AKA Five Fingers of Death
Starring Lo Lieh, Wang Ping, Wong Gam-Fung, Tien Feng, Tung Lam, Fang Mian, Goo Man-Chung, James Nam Gung-Fan, Yau Lung, Chen Feng-Chen, Chan Shen, Gam Kei-Chu, Chiu Hung, Someno Yukio, Yeung Chak-Lam, Hung Sing-Chung, Bolo Yeung, Tsang Choh-Lam, Wong Ching-Ho
Directed by Cheng Chang Ho
Opening with the sound of an alarm, King Boxer lets you know straight away that it is a film to take notice of. As an advancement of the budding hand-to-hand genre, King Boxer is exactly the film the genre needed at this point in time. It builds on the foundation set by previous films — specifically The Chinese Boxer and Fist of Fury — and takes the genre closer to what it would later become. There’s no secret why this is the film that broke through to America and created a kung fu sensation; it’s an amazingly entertaining and well-made piece of work.

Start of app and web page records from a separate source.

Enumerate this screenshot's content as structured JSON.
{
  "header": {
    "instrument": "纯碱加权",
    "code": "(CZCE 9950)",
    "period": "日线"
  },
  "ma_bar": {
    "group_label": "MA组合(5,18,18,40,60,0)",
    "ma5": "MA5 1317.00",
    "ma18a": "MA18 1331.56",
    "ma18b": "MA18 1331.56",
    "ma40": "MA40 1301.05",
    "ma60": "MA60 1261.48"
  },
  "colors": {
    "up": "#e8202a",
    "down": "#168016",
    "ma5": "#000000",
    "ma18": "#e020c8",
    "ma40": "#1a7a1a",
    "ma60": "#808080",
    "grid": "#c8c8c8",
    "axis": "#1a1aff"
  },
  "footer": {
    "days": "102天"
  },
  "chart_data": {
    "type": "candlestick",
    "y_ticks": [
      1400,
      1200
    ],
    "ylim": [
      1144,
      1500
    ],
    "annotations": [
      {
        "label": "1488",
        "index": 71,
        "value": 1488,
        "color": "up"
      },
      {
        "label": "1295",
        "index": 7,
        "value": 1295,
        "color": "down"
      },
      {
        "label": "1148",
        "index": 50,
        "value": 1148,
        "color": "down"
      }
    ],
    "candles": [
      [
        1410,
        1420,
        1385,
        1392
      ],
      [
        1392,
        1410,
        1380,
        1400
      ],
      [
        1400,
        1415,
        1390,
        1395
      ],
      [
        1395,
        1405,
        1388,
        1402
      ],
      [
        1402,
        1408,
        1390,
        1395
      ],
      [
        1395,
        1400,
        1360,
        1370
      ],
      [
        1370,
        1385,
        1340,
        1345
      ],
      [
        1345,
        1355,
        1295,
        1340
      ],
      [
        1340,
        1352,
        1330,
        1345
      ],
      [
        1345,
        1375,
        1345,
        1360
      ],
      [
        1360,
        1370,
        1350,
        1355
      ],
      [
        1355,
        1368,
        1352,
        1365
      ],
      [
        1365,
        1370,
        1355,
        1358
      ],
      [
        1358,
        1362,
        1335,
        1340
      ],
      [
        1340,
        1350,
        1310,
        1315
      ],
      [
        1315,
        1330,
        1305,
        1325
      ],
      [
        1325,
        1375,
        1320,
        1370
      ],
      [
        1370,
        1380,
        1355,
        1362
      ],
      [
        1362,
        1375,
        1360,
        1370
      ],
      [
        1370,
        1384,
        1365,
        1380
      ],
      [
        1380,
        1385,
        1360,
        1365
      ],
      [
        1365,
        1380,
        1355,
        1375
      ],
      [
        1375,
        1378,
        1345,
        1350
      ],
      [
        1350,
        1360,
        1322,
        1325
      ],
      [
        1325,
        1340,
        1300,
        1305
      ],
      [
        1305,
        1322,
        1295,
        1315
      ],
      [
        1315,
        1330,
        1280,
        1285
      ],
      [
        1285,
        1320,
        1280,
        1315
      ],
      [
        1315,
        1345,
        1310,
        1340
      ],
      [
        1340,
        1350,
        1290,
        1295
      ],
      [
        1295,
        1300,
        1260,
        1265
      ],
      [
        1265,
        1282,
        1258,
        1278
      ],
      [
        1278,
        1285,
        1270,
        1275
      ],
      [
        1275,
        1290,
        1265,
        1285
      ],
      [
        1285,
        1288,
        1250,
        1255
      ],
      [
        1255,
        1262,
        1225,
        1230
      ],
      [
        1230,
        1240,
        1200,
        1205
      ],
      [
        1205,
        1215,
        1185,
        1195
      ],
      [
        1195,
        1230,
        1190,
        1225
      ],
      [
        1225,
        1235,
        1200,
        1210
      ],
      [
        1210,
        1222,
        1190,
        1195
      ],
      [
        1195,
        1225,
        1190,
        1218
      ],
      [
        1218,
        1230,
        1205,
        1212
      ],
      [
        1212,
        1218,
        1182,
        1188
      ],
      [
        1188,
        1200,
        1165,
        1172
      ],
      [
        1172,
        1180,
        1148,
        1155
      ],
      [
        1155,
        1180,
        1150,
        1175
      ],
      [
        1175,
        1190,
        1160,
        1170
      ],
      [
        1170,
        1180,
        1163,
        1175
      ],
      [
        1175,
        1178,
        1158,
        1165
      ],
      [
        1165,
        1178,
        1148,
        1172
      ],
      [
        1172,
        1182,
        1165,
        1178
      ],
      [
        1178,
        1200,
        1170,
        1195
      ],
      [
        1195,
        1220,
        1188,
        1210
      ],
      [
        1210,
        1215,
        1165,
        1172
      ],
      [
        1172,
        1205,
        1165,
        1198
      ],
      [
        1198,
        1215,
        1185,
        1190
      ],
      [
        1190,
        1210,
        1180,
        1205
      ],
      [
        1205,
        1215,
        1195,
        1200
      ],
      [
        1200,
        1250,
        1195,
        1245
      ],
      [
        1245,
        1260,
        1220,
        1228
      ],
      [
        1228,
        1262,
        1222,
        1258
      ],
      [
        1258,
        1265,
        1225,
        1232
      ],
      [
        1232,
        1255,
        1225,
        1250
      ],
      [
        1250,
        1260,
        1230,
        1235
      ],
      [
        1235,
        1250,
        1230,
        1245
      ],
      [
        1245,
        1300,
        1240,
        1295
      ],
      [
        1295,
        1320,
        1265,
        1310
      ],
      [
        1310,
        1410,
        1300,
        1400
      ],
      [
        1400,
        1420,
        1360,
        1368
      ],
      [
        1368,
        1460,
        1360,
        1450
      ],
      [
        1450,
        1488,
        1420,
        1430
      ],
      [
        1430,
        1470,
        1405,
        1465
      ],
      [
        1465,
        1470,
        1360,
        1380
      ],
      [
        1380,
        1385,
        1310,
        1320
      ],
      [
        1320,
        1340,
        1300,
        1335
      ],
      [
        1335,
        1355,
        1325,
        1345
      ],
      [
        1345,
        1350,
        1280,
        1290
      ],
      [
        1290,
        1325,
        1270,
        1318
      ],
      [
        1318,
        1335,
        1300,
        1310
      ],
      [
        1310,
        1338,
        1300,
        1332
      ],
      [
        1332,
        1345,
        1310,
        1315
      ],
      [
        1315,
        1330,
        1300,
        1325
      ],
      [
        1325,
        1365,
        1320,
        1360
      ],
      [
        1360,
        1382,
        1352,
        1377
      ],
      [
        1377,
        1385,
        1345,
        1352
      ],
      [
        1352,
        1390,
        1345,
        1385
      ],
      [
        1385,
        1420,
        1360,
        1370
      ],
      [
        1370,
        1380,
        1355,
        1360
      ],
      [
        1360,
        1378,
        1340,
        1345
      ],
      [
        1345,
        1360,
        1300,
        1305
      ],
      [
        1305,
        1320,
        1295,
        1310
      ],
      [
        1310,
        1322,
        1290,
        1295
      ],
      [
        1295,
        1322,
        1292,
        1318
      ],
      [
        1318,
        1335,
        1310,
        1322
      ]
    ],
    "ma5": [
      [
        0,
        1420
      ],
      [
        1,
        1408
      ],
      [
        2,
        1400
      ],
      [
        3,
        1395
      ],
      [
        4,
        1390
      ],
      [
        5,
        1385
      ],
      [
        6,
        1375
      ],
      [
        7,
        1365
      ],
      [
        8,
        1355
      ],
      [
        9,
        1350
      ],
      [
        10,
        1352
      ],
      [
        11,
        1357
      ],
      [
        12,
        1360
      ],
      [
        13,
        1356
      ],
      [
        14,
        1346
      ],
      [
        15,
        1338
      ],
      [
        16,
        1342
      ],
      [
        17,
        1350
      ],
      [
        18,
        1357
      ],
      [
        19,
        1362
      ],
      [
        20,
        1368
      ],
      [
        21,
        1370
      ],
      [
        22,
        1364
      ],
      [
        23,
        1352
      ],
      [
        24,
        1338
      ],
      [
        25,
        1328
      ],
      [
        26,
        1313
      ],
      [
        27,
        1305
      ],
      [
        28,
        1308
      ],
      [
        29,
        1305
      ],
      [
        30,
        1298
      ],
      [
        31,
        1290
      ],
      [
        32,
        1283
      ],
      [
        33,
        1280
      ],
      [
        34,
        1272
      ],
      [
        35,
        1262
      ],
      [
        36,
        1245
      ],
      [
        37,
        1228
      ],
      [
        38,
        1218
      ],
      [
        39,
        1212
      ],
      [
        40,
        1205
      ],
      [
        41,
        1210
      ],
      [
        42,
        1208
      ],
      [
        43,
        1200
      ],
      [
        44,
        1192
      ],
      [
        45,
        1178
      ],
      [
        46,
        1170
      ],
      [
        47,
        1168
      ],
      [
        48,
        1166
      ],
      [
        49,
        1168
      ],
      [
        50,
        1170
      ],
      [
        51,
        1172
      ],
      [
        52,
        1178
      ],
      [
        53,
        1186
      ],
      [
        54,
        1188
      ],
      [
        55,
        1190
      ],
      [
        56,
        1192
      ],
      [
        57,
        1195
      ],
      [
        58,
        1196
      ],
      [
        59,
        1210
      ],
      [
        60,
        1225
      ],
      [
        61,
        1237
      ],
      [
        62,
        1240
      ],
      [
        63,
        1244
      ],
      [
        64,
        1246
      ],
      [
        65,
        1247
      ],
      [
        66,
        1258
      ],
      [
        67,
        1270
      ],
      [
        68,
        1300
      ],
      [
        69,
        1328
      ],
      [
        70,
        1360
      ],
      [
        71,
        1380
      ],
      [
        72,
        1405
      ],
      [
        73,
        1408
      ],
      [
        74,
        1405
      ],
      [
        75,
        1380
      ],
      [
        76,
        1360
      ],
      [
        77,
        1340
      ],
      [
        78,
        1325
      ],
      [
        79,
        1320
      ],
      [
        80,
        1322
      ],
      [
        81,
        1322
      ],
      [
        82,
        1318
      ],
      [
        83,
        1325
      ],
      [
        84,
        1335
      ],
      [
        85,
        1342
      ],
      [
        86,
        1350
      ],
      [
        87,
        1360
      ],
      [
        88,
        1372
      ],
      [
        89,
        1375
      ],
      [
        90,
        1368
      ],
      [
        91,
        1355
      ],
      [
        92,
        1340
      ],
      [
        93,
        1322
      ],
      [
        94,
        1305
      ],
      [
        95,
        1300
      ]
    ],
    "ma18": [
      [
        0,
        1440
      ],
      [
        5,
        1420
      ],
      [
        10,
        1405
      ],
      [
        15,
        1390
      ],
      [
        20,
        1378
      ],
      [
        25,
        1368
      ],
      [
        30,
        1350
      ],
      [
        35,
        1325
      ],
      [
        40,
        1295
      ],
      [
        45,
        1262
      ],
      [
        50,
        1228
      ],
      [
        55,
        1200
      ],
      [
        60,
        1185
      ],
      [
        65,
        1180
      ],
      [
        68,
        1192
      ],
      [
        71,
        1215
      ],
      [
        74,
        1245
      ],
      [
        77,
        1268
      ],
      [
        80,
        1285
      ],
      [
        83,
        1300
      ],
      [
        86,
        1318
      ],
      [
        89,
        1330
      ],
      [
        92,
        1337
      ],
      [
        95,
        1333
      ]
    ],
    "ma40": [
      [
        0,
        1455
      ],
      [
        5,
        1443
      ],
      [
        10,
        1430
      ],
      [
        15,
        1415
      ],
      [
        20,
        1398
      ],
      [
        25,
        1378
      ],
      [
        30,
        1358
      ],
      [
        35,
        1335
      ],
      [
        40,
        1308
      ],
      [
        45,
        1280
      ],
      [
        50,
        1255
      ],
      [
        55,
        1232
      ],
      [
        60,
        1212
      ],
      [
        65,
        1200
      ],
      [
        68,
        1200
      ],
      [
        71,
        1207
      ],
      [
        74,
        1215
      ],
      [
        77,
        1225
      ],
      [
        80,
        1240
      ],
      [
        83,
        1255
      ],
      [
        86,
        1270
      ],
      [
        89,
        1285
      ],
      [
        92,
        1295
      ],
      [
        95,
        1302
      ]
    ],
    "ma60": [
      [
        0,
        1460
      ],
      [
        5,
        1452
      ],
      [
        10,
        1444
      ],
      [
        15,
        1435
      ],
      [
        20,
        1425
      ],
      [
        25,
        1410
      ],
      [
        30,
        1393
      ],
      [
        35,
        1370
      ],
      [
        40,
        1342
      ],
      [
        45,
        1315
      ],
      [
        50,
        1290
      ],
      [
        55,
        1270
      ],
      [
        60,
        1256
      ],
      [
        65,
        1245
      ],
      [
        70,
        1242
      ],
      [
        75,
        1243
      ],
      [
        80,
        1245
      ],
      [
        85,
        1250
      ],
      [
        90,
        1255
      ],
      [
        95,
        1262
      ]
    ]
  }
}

At the heart of the tale is the oft-told story of battling martial arts clans, but in King Boxer it’s the way the story is told that sets it apart. It is both rooted in martial arts traditions and something unique. It takes facets of the traditional kung fu film and orders them in a non-traditional way, resulting in a film that feels familiar, yet is never boring or predictable. It also explores its themes of jealousy, courage and cowardice much more fully than the traditional ’70s martial arts film, making King Boxer fulfilling on multiple levels.
The action in King Boxer was choreographed by Lau Kar-Wing & Chan Chuen, half of the quartet responsible for The Water Margin and The Boxer from Shantung (among others). Thanks to the editing, the choreography just sings, so much so that I was pulled so deep into the film that I barely took any notes. This is great as a viewer, but it does make constructing a review a little more challenging. I do remember a great moment of footwork that reminded me heavily of Once Upon a Time in China, and a couple of very nice tracking shots during the fights which show how the excellent choreography isn’t just a product of the editing. It may not be highly intricate in its design, especially compared to later films in the genre, but the choreography of King Boxer flows incredibly well and entertains fully.
The themes of jealousy, cowardice and courage are also played up very nicely, resulting in a hero and a few supporting characters that exhibit elements of all three while yet still being conflicted. These emotions play heavily into the character’s actions, both for the good and the bad. In other films we might have a hero that exacts revenge without much thought one way or the other, but Lo Lieh’s character is repeatedly confronted with the decision between honoring his commitment to use his skills only for good or using the full extent of his martial power to carry out his rage. It’s sort of a “Give in to the Dark Side” sort of conundrum, but here it is presented with more obvious humanity while still incorporating a bit of the supernatural powers that martial arts films love to dabble with.
Cheng Chang Ho had previously made four films for Shaw Brothers (five if you count the lost and probably unfinished 1971 film The Sword Hand), and each one was more entertaining and artistically made than the last. King Boxer is the culmination of everything Cheng had been working towards at the Shaw Brothers studio, and it is a stunning picture even now, 41 years later. This was also unfortunately Cheng’s last film for the company. He moved on to Golden Harvest for a few years before returning to his native Korea in the late ’70s. His artistic stamp on the Shaw Brothers, and world cinema overall, is undeniable and King Boxer stands as his finest work for the Shaw Studio.
Next up in this chronological jaunt through the Shaw Brothers Martial Arts catalog is Trilogy of Swordsmanship, an anthology film from directors Chang Cheh, Cheng Kang & Griffin Yueh Feng! See ya then!